The Church is not the “new Israel” or the “spiritual Israel,” but rather “one new man” created of two groups, saved Jews and saved Gentiles (Ephesians 2:15; 1 Corinthians 10:32). The terms “Israel,” “Israelite,” and “Jew,” are used in the New Testament to refer to national, ethnic Israel. The term “Israel” is used of the nation or the people as a whole or the believing remnant within. It is not used of the Church in general or of Gentile believers in particular.
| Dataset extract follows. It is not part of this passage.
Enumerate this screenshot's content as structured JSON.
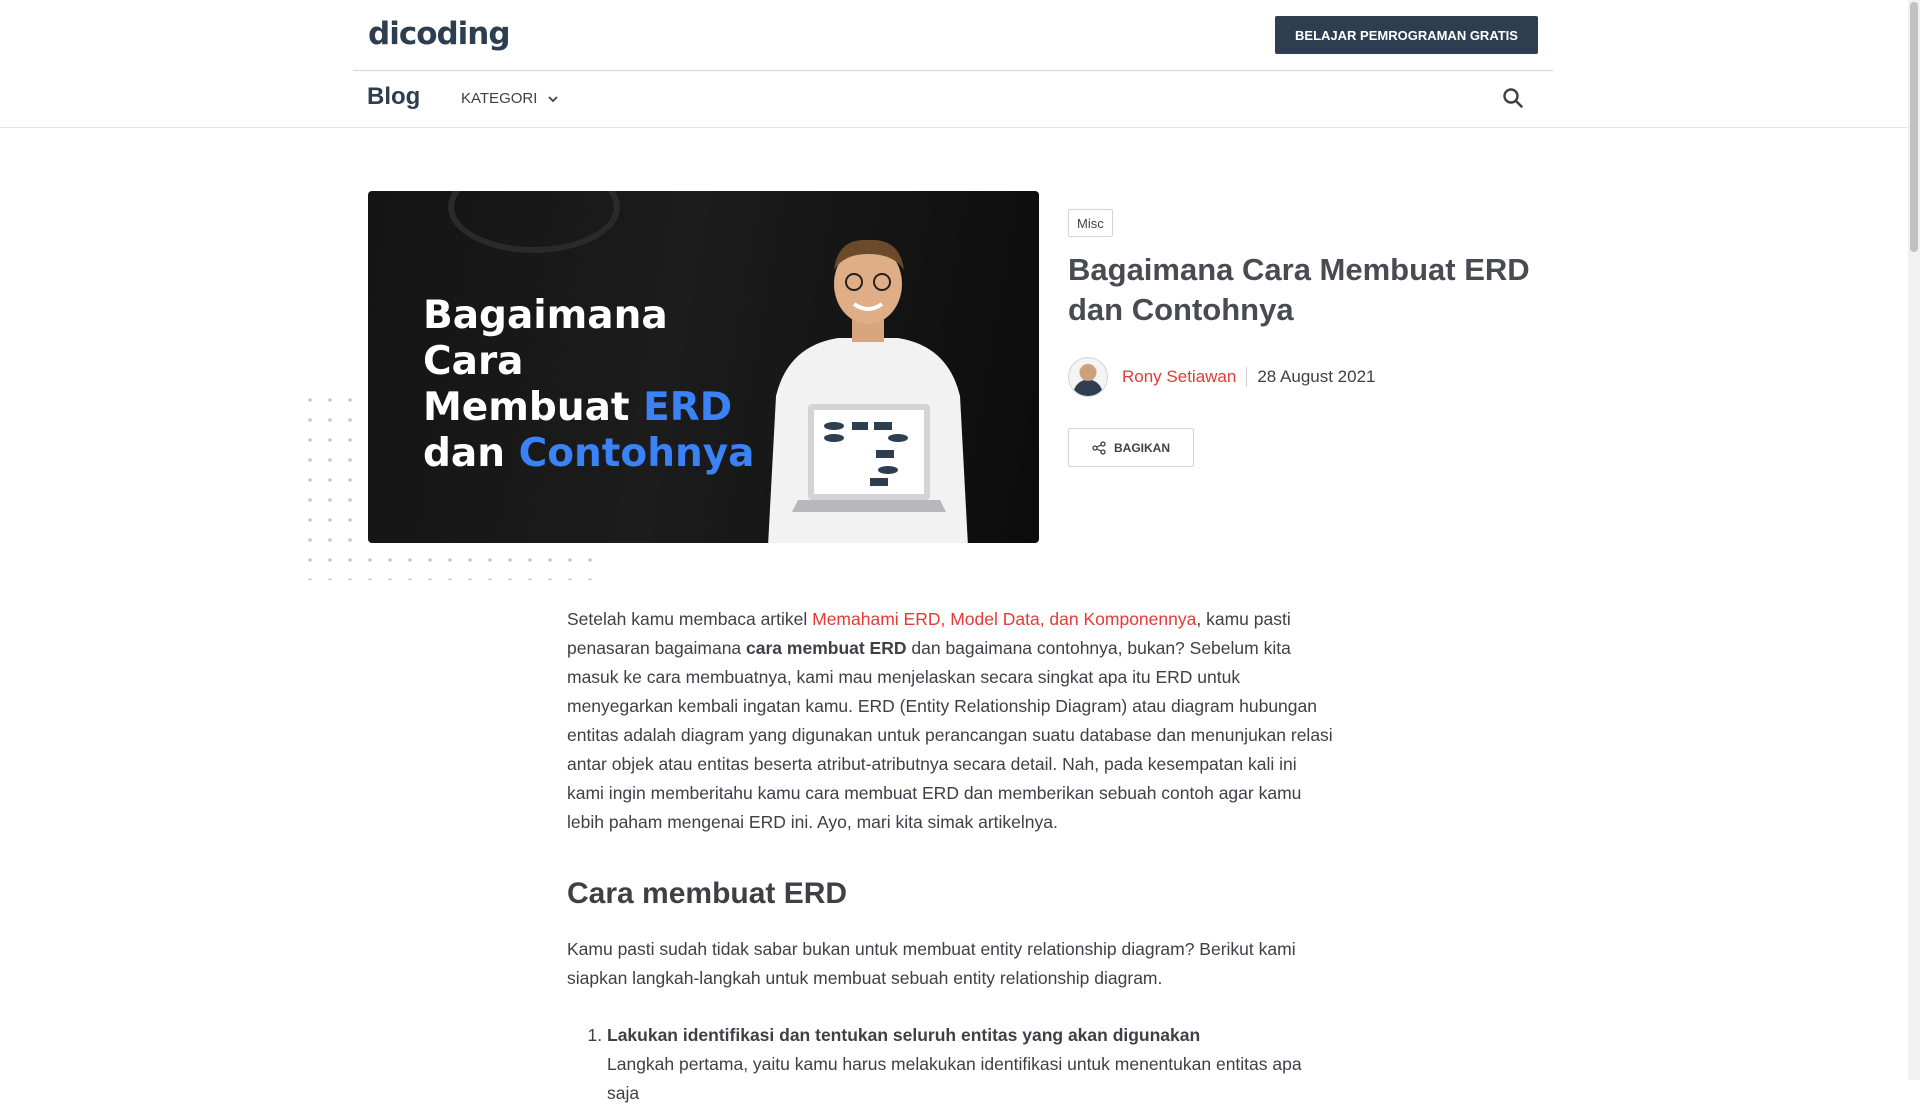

Saved Gentiles of this present age are spiritual sons of Abraham who is the father of all who believe (Romans 4:12,16; Galatians 3:7,26,29), whether Jews or Gentiles; but believing Gentiles are not Israelites [that is, they are not the sons of Jacob]. The Israelites are carefully defined by Paul in Romans 9:4-5. The Use of the Term “Israel” in the N.T.

In every dispensation God’s distinctive programs are outworked for His great Name’s sake, and in every dispensation persons have always been saved by grace through faith (Ephesians 2:8; Genesis 15:6; Hebrews 11:4-7; Romans 4:1-8). We believe that the glory of God is the determining principle and overall purpose for God’s dealings with men in every age and that in every dispensation God is manifesting Himself to men and to angels so that all might redound to the praise of His glory (Ephesians 1:6,12,14; 3:21; Romans 11:33-36; 16:27; Isaiah 43:7; 1 Timothy 1:17). The Glory of God

Literal Interpretation

The Bible must be interpreted literally which is the way language is normally and naturally understood. We recognize that the Bible writers frequently used figurative language which is a normal and picturesque way of portraying literal truth. The Bible must be understood in the light of the normal use of language, the usage of words, the historical and cultural background, the context of the passage and the overall teaching of the Bible (2 Timothy 2:15). Most important, the believer must study the Bible in full dependence upon the SPIRIT OF TRUTH whose ministry is to reveal Christ and illumine the minds and hearts of believers (John 5:39; 16:13-15; 1 Corinthians 2:9-16). The natural, unregenerate man cannot understand or interpret correctly the Word of God. The things of God are foolishness to him, he cannot know them (1 Corinthians 2:14), and his mind is blinded (Romans 3:11; 2 Corinthians 4:3-4).

See here for the original article.

News, Views and Whatnot for 5/19/2012

If you missed what I’ve posted elsewhere, here’s the complete list for this week:

1. Preaching the Truth of the Gospel without Preaching the Gospel

“It is possible to preach much valuable truth essentially belonging to the Gospel, and yet not to preach the Gospel . . .” ~Charles Bridges, The Christian Ministry, p. 254

In Preaching Christ by Mark Lauterbach.

2. By Making Him a God, He Can’t Be An Example To Me

In his review of the M. Night Shyamlan movie Lady in the Water, Anthony Sacramone writes:

“Although nominally Hindu, Shyamalan attended Catholic and Episcopal schools before entering NYU’s film school. In The Man Who Heard Voices: Or, How M. Night Shyamalan Risked His Career on a Fairy Tale, a chronicle of Shyamalan’s struggle to bring Lady to the screen, author Michael Bamberger revisits a Shyamalan quote: ‘I find it much more poignant to think of Jesus as a man, doing what he did purely on faith. … By making him a god, he can’t be an example to me. If you have every piece of magic available to you, and then you walk on water, what’s the big deal? I can’t emulate that. … If Jesus made a blind man see on faith alone, that’s awesome. If he went to the cross as an ordinary man with just unbelievable faith, how inspiring is that? I’d be in awe of that man.'”

3. How does play put God’s glory on display?

“You don’t want to hear God speak these final words: ‘Fool, how did all that pointless play put my glory in display?’ (John Piper, with some words he envisions God speaking) (h/t Bird over at Thinklings)

To everything there is a season, and a time to every purpose under heaven:
A time to weep and a time to laugh, a time to mourn and a time to dance. (Ecclesiastes 3:1,4)

Read the rest by Weekend Fisher.

4. A thought-provoking (short-ish) piece on The Prohibition of the Slave Trade v the Abolition of Slavery

The Prohibition of the Slave Trade v the Abolition of Slavery by Weekend Fisher.